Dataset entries
Start of Block
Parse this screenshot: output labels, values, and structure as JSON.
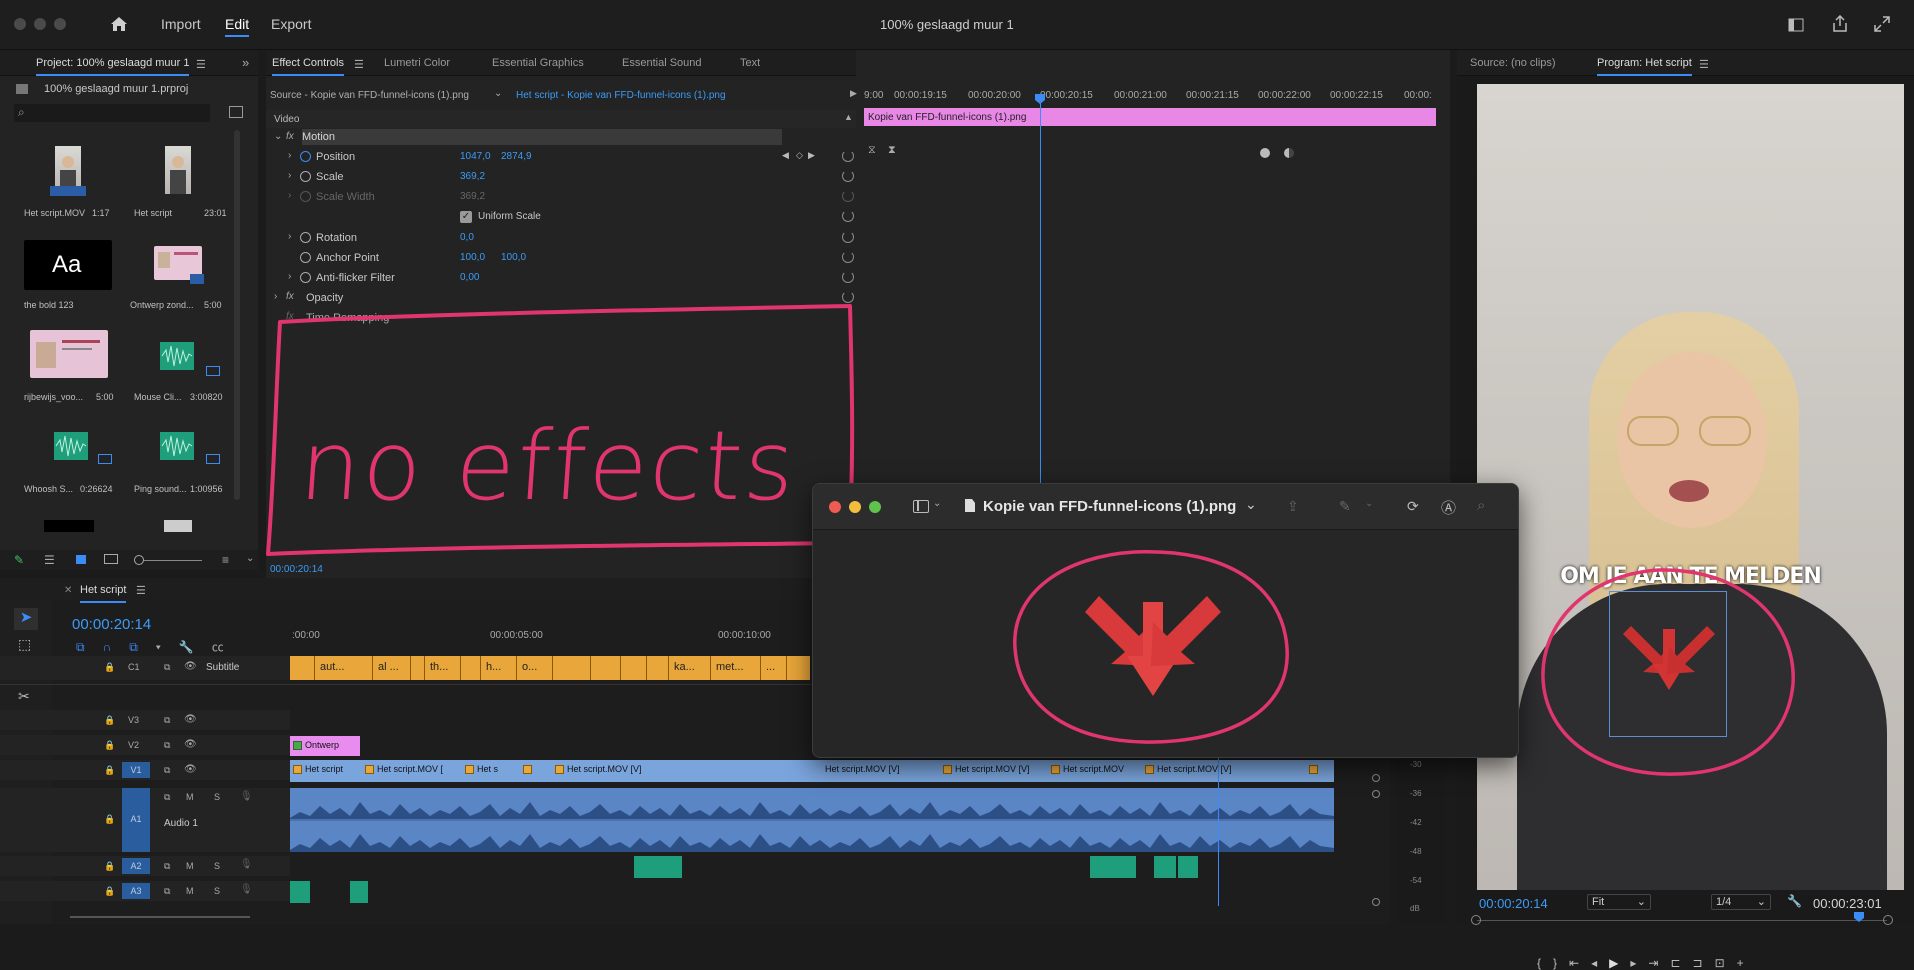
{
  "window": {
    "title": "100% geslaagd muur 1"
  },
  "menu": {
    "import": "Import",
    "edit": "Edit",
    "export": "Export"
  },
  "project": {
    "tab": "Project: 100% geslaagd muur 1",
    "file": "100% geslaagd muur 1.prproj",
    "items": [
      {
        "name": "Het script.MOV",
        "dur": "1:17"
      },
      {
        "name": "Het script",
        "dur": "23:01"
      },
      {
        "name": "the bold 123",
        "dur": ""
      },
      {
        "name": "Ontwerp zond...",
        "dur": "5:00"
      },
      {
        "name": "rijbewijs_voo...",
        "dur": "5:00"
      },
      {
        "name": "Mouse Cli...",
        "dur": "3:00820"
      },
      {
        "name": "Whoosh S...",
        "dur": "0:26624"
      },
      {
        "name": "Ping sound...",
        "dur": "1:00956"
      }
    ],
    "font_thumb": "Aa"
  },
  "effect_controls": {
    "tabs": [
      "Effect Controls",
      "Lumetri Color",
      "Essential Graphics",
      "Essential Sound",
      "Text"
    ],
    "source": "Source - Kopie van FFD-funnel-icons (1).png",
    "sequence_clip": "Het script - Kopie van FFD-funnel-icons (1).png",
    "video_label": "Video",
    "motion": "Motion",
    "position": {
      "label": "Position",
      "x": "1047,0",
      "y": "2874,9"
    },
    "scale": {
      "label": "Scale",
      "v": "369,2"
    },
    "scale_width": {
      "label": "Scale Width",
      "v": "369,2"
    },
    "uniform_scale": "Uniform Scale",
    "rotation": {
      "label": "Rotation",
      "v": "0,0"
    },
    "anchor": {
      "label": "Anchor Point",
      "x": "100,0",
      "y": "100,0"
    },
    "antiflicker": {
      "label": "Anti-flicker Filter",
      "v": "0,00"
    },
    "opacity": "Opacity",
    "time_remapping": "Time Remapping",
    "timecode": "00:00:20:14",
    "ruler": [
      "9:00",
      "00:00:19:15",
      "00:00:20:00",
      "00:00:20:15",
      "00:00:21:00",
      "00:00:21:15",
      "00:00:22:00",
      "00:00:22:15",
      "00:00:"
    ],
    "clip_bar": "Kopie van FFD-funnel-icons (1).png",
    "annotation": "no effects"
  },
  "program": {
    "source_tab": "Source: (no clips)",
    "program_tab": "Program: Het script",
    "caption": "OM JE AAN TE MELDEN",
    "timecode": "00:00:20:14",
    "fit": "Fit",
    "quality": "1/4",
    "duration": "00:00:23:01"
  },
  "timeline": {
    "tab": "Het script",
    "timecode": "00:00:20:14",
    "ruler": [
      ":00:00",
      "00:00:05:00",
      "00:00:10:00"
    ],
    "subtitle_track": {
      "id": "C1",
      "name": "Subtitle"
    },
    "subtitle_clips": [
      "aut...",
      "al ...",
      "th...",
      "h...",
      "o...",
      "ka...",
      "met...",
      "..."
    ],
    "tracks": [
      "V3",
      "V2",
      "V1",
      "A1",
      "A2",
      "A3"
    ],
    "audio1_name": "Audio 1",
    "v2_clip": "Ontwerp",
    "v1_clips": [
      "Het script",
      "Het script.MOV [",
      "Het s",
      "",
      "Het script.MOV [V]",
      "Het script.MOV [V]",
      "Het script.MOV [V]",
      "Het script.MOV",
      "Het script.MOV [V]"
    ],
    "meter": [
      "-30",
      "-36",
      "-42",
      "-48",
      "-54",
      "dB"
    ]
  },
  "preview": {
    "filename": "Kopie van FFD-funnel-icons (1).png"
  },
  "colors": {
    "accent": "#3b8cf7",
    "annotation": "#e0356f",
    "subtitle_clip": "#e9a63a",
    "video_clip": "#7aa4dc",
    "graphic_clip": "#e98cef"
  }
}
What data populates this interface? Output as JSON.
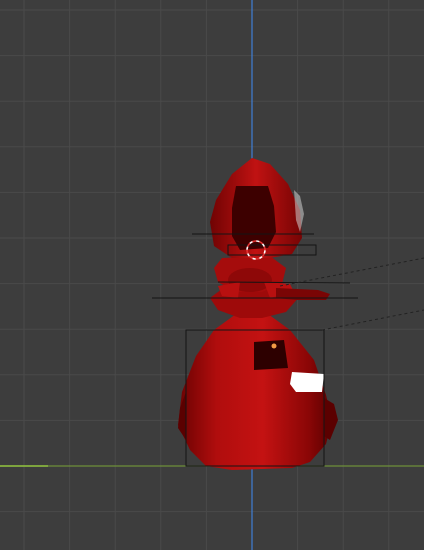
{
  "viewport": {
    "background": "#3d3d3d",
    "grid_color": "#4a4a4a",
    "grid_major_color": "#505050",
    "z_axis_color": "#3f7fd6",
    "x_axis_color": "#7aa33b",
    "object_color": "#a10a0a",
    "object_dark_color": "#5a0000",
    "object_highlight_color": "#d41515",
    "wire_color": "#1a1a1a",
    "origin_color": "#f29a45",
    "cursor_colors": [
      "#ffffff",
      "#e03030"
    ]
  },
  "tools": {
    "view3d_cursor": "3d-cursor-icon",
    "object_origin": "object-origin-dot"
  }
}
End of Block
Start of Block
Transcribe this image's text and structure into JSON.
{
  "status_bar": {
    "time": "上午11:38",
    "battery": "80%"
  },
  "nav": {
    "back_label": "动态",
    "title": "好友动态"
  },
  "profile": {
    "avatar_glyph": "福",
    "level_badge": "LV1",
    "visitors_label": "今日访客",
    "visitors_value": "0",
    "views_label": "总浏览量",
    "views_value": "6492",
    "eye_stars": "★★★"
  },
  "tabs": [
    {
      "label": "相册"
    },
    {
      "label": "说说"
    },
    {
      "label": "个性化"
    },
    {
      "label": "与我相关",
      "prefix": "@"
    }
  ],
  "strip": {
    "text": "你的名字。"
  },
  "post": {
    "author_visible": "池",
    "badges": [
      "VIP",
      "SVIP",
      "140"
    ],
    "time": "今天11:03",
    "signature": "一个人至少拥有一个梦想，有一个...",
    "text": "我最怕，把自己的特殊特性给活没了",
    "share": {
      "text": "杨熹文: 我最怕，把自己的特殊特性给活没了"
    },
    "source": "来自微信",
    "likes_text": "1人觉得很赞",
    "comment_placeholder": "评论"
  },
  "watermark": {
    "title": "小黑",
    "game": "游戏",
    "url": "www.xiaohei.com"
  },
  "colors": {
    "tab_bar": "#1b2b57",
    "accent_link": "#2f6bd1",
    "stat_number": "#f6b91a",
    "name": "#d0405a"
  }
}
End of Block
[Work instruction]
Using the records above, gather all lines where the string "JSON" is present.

[Result below]
Parse this screenshot: output labels, values, and structure as JSON.
What data populates this interface? Output as JSON.
Transcribe this image's text and structure into JSON.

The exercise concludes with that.